In fact, the only real local thing people consume here seems to be marula fruit, and that’s mostly in the form of marula beer – a highly potent and disgusting alcoholic beverage carried around in 2-20L containers. Each year, at the start of the marula season around March, the gogos (grandmothers) join the Queen Mother for the marula festival where they all get wasted and pass out on the grass in a culturally sanctioned event. Ahh, good times. The rest of the year, marula beer is doing its bit to boost the HIV and gender-based violence statistics. Sigh.
One can also find lubrication with the regular assortment of spirits (pick up a bottle for ~$10 per litre) or regular beer – the locally produced version being Sibebe, or imports such as Amstel and Windhoek (which was promoted to me at an event as “good for pregnant women because it boosts milk production”. Sigh again). There are also plenty of South African wines to choose from, as long as you’re happy to drink it warm or with ice.
If foetal alcohol syndrome and horrible hangovers aren’t your thing, your other beverage options include rooibos tea with milk and four sugars, ricoffy (instant coffee + chicory) with milk and four sugars, mahewu (a chunky, sour, milk-like drink made from fermented maize), emasi (a chunky, sour drink made from fermented milk), or “juice”, which is actually more like fluorescent cordial.

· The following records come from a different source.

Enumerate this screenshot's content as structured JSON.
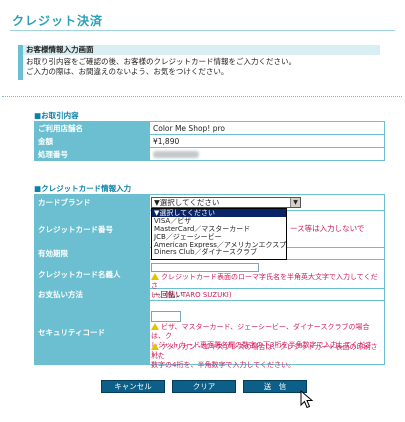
{
  "page": {
    "title": "クレジット決済"
  },
  "info": {
    "heading": "お客様情報入力画面",
    "line1": "お取り引内容をご確認の後、お客様のクレジットカード情報をご入力ください。",
    "line2": "ご入力の際は、お間違えのないよう、お気をつけください。"
  },
  "order": {
    "section_title": "■お取引内容",
    "rows": [
      {
        "label": "ご利用店舗名",
        "value": "Color Me Shop! pro"
      },
      {
        "label": "金額",
        "value": "¥1,890"
      },
      {
        "label": "処理番号",
        "value": ""
      }
    ]
  },
  "card": {
    "section_title": "■クレジットカード情報入力",
    "brand_label": "カードブランド",
    "brand_selected": "▼選択してください",
    "brand_options": [
      "▼選択してください",
      "VISA／ビザ",
      "MasterCard／マスターカード",
      "JCB／ジェーシービー",
      "American Express／アメリカンエクスプレス",
      "Diners Club／ダイナースクラブ"
    ],
    "number_label": "クレジットカード番号",
    "number_note_partial": "ース等は入力しないで",
    "expiry_label": "有効期限",
    "holder_label": "クレジットカード名義人",
    "holder_note_line1": "クレジットカード表面のローマ字氏名を半角英大文字で入力してくださ",
    "holder_note_line2": "い。(例：TARO SUZUKI)",
    "payment_label": "お支払い方法",
    "payment_value": "一回払い",
    "cvv_label": "セキュリティコード",
    "cvv_note1_line1": "ビザ、マスターカード、ジェーシービー、ダイナースクラブの場合は、ク",
    "cvv_note1_line2": "レジットカード裏面署名欄の数字の下3桁を半角数字で入力してください。",
    "cvv_note2_line1": "アメリカン・エキスプレスの場合は、クレジットカード表面の印刷された",
    "cvv_note2_line2": "数字の4桁を、半角数字で入力してください。"
  },
  "buttons": {
    "cancel": "キャンセル",
    "clear": "クリア",
    "submit": "送　信"
  },
  "colors": {
    "accent": "#2aa0b6",
    "label_bg": "#6bbfd0",
    "warning_text": "#d21b5a",
    "button_bg": "#0b5f88"
  },
  "icons": {
    "warning": "warning-triangle-icon",
    "cursor": "mouse-pointer-icon"
  }
}
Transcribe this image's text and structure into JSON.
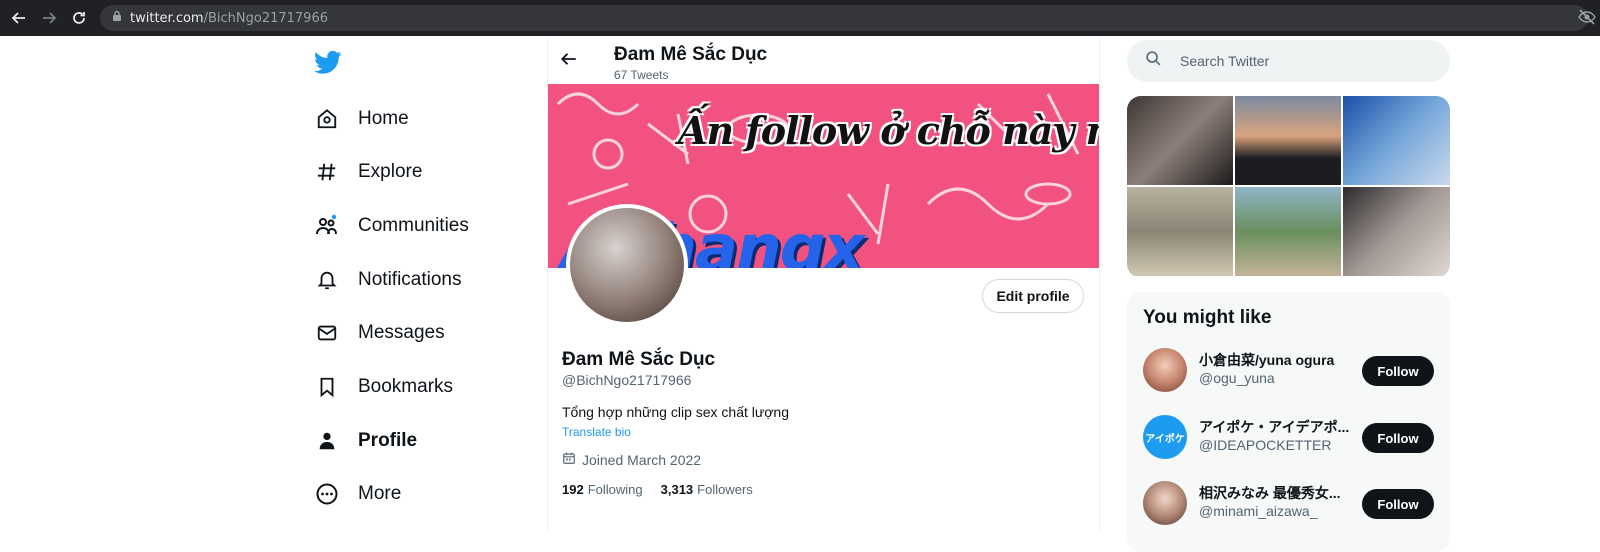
{
  "browser": {
    "url_domain": "twitter.com",
    "url_path": "/BichNgo21717966"
  },
  "sidebar": {
    "items": [
      {
        "label": "Home",
        "icon": "home-icon"
      },
      {
        "label": "Explore",
        "icon": "hashtag-icon"
      },
      {
        "label": "Communities",
        "icon": "communities-icon"
      },
      {
        "label": "Notifications",
        "icon": "bell-icon"
      },
      {
        "label": "Messages",
        "icon": "envelope-icon"
      },
      {
        "label": "Bookmarks",
        "icon": "bookmark-icon"
      },
      {
        "label": "Profile",
        "icon": "person-icon"
      },
      {
        "label": "More",
        "icon": "more-circle-icon"
      }
    ]
  },
  "header": {
    "title": "Đam Mê Sắc Dục",
    "tweet_count": "67 Tweets"
  },
  "banner": {
    "caption": "Ấn follow ở chỗ này này",
    "watermark": "Aphangx"
  },
  "profile": {
    "edit_label": "Edit profile",
    "name": "Đam Mê Sắc Dục",
    "handle": "@BichNgo21717966",
    "bio": "Tổng hợp những clip sex chất lượng",
    "translate_label": "Translate bio",
    "joined": "Joined March 2022",
    "following_count": "192",
    "following_label": "Following",
    "followers_count": "3,313",
    "followers_label": "Followers"
  },
  "search": {
    "placeholder": "Search Twitter"
  },
  "might_like": {
    "title": "You might like",
    "follow_label": "Follow",
    "items": [
      {
        "name": "小倉由菜/yuna ogura",
        "handle": "@ogu_yuna"
      },
      {
        "name": "アイポケ・アイデアポ...",
        "handle": "@IDEAPOCKETTER",
        "avatar_text": "アイポケ"
      },
      {
        "name": "相沢みなみ 最優秀女...",
        "handle": "@minami_aizawa_"
      }
    ]
  },
  "colors": {
    "accent": "#1d9bf0",
    "banner": "#f2527f",
    "text_primary": "#0f1419",
    "text_secondary": "#536471"
  }
}
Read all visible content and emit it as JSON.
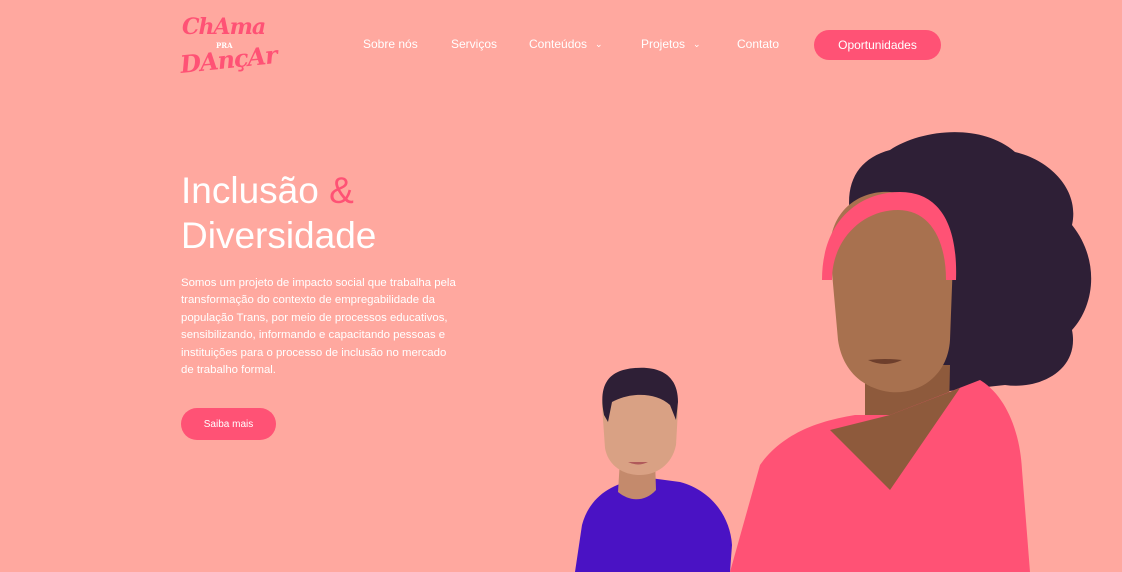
{
  "logo": {
    "line1": "ChAma",
    "line2": "PRA",
    "line3": "DAnçAr"
  },
  "nav": {
    "items": [
      {
        "label": "Sobre nós",
        "has_dropdown": false
      },
      {
        "label": "Serviços",
        "has_dropdown": false
      },
      {
        "label": "Conteúdos",
        "has_dropdown": true
      },
      {
        "label": "Projetos",
        "has_dropdown": true
      },
      {
        "label": "Contato",
        "has_dropdown": false
      }
    ],
    "cta_label": "Oportunidades"
  },
  "hero": {
    "title_line1_text": "Inclusão",
    "title_line1_amp": "&",
    "title_line2": "Diversidade",
    "paragraph_lines": [
      "Somos um projeto de impacto social que trabalha pela",
      "transformação do contexto de empregabilidade da",
      "população Trans, por meio de processos educativos,",
      "sensibilizando, informando e capacitando pessoas e",
      "instituições para o processo de inclusão no mercado",
      "de trabalho formal."
    ],
    "button_label": "Saiba mais"
  },
  "icons": {
    "dropdown": "chevron-down-icon"
  },
  "colors": {
    "background": "#ffa89f",
    "accent": "#ff5275",
    "text": "#ffffff",
    "hair": "#2e1f36",
    "skin_dark": "#a8714f",
    "skin_light": "#d9a184",
    "shirt_purple": "#4a12c4"
  }
}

I will hazard a guess and say that none of this is tempting you. Nor should it. For all the good soil, tropical rains and temperate climate that Swaziland experiences, its food security situation is depressing. 60% of all food is imported, and 40% rely on food aid. This is despite the fact that agriculture is Swaziland’s number one export. To be more specific, sugar drink concentrate for Coca-Cola is Swaziland’s number one export. It is estimated that between 22% and 40% of Swaziland’s GDP is thanks to Coca-Colonisation. Is it any wonder that some estimates put the prevalence of diabetes higher than HIV, which currently stands at 26%. Can you taste the happiness?